Problem statement: For the records below, give the number of lines that include the string "kind". Nothing else belongs in the answer.

The data:
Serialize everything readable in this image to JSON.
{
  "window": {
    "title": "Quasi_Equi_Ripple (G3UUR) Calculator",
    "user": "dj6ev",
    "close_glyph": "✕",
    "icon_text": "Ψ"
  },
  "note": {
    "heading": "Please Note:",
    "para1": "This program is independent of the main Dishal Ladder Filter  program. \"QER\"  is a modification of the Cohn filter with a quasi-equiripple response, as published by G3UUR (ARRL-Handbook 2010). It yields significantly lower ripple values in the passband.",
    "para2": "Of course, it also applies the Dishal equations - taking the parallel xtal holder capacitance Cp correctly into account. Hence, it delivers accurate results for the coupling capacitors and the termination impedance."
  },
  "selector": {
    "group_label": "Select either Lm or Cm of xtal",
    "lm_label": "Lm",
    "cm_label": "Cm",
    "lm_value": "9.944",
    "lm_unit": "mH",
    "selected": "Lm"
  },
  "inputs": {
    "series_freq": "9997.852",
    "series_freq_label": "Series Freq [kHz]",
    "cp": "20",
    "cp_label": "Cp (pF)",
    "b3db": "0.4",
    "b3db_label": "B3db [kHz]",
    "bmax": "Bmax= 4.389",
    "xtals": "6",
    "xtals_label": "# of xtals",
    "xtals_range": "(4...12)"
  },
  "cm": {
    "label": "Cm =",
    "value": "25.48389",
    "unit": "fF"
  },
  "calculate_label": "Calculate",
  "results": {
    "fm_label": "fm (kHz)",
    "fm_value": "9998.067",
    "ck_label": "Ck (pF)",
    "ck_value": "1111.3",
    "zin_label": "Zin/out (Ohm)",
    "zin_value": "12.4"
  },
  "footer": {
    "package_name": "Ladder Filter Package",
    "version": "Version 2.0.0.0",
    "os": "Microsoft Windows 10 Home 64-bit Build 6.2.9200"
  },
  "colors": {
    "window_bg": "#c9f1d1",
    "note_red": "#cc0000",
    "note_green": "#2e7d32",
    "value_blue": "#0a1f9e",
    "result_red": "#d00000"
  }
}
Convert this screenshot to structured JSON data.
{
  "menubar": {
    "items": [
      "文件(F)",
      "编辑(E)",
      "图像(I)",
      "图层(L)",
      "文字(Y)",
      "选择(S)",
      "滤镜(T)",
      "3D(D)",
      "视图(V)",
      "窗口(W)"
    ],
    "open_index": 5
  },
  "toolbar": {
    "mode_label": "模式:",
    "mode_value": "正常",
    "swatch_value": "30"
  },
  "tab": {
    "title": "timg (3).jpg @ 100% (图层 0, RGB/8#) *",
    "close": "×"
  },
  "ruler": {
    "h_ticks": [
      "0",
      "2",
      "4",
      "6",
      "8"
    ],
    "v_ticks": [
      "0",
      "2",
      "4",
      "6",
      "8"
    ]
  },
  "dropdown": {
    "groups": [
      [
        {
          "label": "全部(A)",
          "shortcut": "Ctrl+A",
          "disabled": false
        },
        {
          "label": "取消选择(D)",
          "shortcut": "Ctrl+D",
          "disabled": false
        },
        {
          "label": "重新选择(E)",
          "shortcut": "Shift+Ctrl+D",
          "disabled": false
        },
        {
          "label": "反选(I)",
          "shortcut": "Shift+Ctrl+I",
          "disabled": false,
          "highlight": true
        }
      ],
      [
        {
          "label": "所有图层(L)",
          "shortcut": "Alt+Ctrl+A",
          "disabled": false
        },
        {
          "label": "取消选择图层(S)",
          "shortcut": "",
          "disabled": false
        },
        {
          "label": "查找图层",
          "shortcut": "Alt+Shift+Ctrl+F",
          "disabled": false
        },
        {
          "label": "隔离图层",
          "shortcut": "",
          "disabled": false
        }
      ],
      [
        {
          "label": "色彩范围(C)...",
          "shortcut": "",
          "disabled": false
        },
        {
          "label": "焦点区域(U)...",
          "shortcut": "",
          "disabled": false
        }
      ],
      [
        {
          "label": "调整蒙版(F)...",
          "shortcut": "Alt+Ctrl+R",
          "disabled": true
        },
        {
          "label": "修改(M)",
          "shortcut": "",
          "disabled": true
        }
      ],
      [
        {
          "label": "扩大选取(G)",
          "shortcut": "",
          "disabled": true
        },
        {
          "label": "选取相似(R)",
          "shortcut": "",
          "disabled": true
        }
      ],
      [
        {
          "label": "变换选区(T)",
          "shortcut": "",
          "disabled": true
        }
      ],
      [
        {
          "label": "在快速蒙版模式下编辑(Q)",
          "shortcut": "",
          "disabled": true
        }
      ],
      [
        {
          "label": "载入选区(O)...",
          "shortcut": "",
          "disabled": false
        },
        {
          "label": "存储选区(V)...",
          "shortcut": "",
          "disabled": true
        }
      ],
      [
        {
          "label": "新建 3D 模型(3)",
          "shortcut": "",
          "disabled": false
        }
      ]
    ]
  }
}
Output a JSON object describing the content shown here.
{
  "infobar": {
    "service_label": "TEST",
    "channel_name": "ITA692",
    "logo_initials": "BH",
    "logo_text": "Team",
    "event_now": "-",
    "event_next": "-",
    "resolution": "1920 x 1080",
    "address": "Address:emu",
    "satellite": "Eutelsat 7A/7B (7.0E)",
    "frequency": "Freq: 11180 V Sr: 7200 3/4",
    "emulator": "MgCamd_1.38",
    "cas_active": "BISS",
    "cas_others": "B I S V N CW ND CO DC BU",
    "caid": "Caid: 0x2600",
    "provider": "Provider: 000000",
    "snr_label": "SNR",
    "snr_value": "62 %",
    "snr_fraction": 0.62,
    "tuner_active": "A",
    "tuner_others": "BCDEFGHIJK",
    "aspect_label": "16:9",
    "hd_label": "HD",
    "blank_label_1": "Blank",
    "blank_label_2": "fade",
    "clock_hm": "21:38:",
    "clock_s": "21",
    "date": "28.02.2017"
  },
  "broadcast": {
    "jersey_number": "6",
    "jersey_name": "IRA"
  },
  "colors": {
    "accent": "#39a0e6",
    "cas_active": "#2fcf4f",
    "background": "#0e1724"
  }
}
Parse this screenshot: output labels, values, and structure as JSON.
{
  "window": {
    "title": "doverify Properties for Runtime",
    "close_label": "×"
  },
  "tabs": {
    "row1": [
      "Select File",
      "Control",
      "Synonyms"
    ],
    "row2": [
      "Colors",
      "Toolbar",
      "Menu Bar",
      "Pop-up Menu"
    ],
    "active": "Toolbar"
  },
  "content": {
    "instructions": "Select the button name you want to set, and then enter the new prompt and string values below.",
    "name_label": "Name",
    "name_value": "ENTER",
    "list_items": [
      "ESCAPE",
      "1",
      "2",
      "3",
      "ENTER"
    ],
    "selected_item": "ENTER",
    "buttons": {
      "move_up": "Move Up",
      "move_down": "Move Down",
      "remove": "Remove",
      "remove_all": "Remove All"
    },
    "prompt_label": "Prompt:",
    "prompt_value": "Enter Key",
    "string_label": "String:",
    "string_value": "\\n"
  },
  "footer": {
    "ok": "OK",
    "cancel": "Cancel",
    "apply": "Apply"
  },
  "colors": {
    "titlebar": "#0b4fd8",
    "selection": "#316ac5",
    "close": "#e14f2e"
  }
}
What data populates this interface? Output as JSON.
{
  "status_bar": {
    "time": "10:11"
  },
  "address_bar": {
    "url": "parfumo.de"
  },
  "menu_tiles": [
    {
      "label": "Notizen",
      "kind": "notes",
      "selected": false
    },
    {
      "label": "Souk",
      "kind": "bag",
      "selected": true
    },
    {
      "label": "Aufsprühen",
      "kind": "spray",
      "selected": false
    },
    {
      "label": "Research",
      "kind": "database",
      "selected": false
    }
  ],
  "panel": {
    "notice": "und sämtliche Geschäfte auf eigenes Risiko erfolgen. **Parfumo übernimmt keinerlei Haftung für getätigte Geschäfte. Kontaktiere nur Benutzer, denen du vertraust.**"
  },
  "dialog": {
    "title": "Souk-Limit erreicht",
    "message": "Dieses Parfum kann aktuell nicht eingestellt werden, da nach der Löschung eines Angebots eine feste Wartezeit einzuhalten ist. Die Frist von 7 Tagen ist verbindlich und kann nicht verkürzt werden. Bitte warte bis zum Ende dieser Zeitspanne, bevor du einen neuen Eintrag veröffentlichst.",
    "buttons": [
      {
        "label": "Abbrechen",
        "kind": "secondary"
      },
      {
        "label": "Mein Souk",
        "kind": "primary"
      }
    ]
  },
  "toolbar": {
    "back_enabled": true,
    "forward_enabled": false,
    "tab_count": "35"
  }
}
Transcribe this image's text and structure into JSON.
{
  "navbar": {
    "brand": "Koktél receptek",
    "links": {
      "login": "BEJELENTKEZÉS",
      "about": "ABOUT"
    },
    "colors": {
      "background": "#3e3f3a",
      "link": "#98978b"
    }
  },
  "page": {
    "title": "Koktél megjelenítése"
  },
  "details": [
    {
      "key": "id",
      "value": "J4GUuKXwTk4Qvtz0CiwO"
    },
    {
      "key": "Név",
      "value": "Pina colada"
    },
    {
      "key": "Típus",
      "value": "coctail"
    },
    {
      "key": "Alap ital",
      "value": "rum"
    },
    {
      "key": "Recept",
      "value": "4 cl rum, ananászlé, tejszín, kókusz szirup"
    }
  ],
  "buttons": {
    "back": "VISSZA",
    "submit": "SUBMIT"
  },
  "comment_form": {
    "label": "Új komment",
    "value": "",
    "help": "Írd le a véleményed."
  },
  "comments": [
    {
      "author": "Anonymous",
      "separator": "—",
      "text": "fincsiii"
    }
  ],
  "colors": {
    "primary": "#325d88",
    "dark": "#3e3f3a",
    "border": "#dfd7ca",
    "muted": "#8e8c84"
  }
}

Response: 6